We got a tabla of meat for two, with a choice of three meats—vacio or sirloin, entraña or skirt steak, and asado or short ribs, and then we added half an order of “baby beef,” their funny English translation of “bife de chorizo,” a uniquely Argentine cut of rump and sirloin. I am not a meat connoisseur, able to describe the particular qualities of a supremely good piece of beef, but oh, it was so good! It didn’t matter that they hadn’t actually been cooked “al punto” or medium rare. It reminded me of the chicken in Mexico—only when your meat is crappy do you have to worry about drying it out. Its flavor was there, regardless of whether it was red and raw.

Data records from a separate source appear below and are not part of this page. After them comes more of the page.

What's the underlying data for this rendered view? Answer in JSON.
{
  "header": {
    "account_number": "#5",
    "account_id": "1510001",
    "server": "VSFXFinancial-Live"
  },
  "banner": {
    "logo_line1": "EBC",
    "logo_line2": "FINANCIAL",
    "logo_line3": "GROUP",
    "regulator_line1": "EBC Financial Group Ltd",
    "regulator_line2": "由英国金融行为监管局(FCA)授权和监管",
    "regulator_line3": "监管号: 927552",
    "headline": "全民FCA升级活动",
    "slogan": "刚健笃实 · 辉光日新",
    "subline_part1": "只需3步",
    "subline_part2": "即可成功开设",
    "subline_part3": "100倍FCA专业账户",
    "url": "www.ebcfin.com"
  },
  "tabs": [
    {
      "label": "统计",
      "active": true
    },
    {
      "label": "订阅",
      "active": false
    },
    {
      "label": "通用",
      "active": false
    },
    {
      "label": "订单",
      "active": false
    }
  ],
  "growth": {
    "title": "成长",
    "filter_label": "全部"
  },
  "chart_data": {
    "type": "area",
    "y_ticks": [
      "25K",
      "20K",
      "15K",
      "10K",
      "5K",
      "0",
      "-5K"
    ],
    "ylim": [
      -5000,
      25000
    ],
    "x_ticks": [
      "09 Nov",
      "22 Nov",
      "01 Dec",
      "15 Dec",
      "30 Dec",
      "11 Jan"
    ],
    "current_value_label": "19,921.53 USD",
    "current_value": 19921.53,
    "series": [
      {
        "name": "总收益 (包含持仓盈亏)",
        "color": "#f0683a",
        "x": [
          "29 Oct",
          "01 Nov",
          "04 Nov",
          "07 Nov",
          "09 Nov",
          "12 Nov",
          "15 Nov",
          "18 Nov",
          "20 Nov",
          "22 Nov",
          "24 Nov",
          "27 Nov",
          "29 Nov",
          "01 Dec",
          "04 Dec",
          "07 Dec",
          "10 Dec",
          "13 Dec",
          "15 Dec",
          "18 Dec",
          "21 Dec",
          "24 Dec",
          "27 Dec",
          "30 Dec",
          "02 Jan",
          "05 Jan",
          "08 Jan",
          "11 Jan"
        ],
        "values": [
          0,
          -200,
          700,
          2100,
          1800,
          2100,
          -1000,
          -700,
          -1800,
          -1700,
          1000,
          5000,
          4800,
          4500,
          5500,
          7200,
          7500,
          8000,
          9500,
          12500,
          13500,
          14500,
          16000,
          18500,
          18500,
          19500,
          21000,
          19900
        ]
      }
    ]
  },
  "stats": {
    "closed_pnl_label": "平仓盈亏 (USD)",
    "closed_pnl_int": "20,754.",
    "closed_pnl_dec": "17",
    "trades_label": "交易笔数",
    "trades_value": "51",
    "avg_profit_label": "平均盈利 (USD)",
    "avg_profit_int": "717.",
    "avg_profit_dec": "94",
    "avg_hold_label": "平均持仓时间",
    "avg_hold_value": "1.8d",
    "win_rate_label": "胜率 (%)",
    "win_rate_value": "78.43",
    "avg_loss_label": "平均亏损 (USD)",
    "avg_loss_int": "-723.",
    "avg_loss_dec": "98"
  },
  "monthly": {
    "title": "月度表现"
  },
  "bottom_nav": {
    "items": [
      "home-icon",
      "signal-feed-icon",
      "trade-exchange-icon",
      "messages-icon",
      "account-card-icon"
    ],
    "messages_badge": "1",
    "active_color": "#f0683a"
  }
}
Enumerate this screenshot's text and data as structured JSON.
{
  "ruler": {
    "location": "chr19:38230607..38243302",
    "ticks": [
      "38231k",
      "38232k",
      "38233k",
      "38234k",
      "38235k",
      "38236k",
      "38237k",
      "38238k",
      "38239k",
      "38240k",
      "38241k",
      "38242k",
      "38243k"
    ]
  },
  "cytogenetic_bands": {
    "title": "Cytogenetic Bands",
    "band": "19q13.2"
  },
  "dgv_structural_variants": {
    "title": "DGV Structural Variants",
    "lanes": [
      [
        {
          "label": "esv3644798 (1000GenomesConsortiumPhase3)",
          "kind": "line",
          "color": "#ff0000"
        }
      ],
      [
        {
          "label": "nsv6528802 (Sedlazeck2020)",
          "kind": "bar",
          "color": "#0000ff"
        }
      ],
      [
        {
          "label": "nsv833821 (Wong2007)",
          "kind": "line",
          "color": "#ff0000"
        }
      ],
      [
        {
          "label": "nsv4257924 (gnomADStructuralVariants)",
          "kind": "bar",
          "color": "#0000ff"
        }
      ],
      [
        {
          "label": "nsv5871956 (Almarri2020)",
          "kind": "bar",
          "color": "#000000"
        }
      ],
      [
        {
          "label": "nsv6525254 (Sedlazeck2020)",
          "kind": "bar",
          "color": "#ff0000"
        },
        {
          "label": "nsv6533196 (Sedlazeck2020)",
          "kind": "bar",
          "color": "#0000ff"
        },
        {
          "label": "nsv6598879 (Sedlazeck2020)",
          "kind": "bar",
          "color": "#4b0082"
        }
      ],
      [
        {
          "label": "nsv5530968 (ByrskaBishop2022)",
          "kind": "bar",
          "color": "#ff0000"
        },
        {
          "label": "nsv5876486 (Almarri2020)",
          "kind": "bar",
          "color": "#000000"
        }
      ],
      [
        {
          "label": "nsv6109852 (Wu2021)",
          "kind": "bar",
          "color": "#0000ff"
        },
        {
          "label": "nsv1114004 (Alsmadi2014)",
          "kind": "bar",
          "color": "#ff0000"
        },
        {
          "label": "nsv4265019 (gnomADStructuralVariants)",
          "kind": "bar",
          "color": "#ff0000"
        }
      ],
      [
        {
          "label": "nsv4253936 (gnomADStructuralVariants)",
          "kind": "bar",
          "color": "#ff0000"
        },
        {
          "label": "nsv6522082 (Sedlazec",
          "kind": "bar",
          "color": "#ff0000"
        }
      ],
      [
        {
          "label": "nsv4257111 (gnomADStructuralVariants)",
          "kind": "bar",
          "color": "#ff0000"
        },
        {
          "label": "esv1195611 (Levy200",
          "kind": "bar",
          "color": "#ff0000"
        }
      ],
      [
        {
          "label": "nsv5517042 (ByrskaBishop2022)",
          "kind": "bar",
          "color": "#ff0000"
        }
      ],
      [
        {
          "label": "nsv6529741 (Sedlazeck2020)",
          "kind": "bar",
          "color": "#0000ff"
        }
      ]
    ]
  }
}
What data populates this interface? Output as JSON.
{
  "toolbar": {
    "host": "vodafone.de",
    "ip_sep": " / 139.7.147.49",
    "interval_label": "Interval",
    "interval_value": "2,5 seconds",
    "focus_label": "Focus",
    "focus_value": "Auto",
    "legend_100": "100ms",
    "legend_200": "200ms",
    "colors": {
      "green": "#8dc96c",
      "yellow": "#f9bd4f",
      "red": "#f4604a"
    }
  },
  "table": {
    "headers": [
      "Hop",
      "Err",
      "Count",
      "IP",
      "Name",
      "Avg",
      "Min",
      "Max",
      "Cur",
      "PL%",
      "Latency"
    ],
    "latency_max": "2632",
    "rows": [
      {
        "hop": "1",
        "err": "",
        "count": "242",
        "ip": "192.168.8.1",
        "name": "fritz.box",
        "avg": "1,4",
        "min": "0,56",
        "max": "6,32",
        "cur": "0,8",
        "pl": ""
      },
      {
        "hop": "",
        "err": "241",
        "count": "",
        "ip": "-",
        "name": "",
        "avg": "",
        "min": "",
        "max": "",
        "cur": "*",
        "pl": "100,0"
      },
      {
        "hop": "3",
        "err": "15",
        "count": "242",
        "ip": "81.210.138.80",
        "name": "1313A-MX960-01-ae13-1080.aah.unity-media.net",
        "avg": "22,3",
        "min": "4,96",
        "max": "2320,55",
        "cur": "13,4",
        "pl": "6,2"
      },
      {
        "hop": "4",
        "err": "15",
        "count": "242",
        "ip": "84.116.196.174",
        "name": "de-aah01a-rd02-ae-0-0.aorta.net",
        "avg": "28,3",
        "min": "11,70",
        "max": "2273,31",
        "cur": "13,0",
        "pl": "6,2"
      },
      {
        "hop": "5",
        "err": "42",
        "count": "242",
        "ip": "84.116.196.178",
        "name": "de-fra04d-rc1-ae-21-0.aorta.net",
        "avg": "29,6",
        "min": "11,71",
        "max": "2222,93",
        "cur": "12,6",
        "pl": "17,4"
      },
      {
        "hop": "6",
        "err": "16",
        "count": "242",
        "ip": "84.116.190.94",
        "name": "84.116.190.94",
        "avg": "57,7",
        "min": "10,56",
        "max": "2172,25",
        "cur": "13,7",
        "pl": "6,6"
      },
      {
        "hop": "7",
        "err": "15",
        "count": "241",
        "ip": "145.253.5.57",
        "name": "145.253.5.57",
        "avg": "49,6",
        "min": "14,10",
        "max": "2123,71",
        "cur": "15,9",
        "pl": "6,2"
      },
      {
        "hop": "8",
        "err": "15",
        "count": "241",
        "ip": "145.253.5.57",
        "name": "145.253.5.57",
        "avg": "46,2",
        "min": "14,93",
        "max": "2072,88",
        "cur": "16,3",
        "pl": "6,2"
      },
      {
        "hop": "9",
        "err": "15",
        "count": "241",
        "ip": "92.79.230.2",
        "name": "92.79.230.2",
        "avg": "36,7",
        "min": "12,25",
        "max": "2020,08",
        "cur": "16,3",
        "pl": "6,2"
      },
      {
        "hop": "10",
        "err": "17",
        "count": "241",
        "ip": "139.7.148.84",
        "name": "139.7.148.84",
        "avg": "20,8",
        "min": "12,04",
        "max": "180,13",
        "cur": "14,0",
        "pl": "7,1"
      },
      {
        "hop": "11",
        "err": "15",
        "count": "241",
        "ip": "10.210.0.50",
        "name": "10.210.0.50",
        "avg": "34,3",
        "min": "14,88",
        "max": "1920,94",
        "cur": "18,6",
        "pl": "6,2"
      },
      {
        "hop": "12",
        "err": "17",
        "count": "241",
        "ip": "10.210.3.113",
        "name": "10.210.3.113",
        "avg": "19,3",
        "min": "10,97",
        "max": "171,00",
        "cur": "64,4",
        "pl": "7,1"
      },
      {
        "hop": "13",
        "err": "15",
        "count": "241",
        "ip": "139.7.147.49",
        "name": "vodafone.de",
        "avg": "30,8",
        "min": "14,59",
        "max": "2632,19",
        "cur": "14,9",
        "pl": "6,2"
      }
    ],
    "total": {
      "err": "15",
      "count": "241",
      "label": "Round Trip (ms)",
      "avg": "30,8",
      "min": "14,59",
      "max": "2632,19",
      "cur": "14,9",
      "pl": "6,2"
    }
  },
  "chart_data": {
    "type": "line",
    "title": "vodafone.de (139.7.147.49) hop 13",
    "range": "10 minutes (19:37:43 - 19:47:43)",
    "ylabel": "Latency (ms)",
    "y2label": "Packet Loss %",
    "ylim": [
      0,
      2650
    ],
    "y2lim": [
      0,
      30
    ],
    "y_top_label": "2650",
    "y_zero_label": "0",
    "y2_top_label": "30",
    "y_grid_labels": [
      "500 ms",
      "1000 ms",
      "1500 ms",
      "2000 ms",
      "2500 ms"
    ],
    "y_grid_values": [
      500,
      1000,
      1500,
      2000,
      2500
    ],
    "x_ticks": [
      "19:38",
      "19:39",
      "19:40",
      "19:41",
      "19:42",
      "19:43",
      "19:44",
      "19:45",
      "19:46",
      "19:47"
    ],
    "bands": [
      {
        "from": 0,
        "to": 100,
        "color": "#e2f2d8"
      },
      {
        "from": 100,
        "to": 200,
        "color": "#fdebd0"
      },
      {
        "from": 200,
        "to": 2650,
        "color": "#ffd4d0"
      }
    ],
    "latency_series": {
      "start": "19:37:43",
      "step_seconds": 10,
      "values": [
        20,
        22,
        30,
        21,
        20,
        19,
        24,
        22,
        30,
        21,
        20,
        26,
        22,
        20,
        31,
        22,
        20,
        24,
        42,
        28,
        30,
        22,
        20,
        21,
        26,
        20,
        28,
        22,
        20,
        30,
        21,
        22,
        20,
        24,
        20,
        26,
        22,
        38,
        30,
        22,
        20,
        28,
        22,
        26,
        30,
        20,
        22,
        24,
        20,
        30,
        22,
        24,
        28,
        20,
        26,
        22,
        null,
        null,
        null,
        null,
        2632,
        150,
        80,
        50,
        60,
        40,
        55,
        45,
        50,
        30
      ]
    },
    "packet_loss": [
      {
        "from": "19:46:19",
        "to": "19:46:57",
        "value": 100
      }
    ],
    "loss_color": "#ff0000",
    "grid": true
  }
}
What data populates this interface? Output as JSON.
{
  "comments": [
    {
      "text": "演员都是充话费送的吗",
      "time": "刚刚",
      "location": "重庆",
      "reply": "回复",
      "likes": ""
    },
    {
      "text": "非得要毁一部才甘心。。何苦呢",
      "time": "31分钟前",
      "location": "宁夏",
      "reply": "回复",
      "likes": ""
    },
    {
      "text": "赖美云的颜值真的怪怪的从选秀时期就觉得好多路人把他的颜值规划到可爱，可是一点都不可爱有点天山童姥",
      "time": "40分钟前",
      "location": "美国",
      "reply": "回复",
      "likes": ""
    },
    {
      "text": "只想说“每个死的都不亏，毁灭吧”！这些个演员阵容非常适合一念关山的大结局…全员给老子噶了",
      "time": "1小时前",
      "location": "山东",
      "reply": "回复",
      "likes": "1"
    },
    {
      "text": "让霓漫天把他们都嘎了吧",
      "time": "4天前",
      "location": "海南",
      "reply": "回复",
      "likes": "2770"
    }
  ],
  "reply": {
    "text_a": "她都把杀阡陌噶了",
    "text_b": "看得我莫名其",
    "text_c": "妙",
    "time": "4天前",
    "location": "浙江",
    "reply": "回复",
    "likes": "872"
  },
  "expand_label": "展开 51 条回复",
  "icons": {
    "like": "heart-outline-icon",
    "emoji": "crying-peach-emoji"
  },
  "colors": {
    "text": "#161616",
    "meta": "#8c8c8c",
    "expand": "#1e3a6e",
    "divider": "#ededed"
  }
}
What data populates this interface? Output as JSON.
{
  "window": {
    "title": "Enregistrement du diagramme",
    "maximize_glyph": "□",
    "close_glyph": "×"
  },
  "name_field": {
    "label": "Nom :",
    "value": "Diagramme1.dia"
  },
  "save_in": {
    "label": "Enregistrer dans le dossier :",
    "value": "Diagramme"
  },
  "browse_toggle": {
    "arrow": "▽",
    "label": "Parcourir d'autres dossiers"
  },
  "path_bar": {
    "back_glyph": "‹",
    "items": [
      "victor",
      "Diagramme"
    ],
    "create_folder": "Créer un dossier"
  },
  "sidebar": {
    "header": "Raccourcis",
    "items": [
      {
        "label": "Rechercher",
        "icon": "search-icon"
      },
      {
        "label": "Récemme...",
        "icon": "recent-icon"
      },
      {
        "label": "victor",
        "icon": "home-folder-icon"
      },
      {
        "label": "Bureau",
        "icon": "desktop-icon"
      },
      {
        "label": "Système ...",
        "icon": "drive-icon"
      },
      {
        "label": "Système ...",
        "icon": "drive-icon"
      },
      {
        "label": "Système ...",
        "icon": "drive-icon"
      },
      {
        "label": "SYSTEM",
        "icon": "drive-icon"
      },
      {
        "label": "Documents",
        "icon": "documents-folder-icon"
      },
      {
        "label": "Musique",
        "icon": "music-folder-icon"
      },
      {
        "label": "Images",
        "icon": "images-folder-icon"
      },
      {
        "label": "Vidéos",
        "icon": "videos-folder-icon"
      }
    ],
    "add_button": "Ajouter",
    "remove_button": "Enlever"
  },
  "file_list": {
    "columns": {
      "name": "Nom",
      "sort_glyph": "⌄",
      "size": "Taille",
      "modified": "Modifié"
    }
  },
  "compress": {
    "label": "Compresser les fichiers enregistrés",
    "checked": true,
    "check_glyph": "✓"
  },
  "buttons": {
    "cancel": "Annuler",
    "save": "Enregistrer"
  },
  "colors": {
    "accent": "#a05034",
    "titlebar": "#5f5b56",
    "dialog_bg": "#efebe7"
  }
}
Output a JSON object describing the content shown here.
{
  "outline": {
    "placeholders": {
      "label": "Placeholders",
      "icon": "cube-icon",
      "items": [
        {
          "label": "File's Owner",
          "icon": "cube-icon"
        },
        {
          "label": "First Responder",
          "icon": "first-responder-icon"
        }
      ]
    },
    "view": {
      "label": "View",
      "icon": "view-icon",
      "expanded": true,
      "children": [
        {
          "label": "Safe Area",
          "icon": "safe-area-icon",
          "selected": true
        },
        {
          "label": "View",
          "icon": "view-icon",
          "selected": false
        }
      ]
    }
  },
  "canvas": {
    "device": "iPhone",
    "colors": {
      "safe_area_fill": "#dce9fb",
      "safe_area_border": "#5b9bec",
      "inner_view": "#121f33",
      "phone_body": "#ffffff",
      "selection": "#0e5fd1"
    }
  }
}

With a good and cheap bottle of Malbec; quite a decent salad with spinach, pumpkin, sun-dried tomatoes, mushrooms and parmesan; and two scoops of ice cream, we ate until we were quite satisfechas for something like $17 per person. I felt almost embarrassed.

The next night, we went slightly more high-end to La Cabrera, another place so popular that it has two locations across the street from each other. We ate at La Cabrera Norte, which looked a little cozier, and sat on the sidewalk on a perfect summer night. We had to wait awhile, though the restaurant provided everyone waiting with free glasses of champagne and bites of sausage or stuffed olives. (We’ve dealt with the late-night schedule of porteños by living on New York time—when you sit down to eat at midnight, BA time, it’s only 9 p.m. in New York!)

The meat here, of course, was also fantastic, with the ojo de bife or ribeye making their bife de chorizo seem almost tasteless in comparison. Their morcilla, or blood sausage, had a crackling crisp casing, a better snap than any hot dog I’ve ever had, and that smooth taste that’s so familiar to me from soondae, Korean blood sausage. They also have provoleta as an appetizer, a grilled skillet of cheese with herbs that is just a salty luxury. But the appetizers were almost superfluous compared to the dozen or more little ramekins they gave us filled with things like tapenade, apple sauce, roasted garlic, green beans, potatoes in aioli. There’s just something so happy-making about a whole array of side-dishes.

We topped off the night with glasses of champagne and lollipops from their lollipop tree. There’s so much about this city I still don’t understand, but champagne and lollipops, that was easy.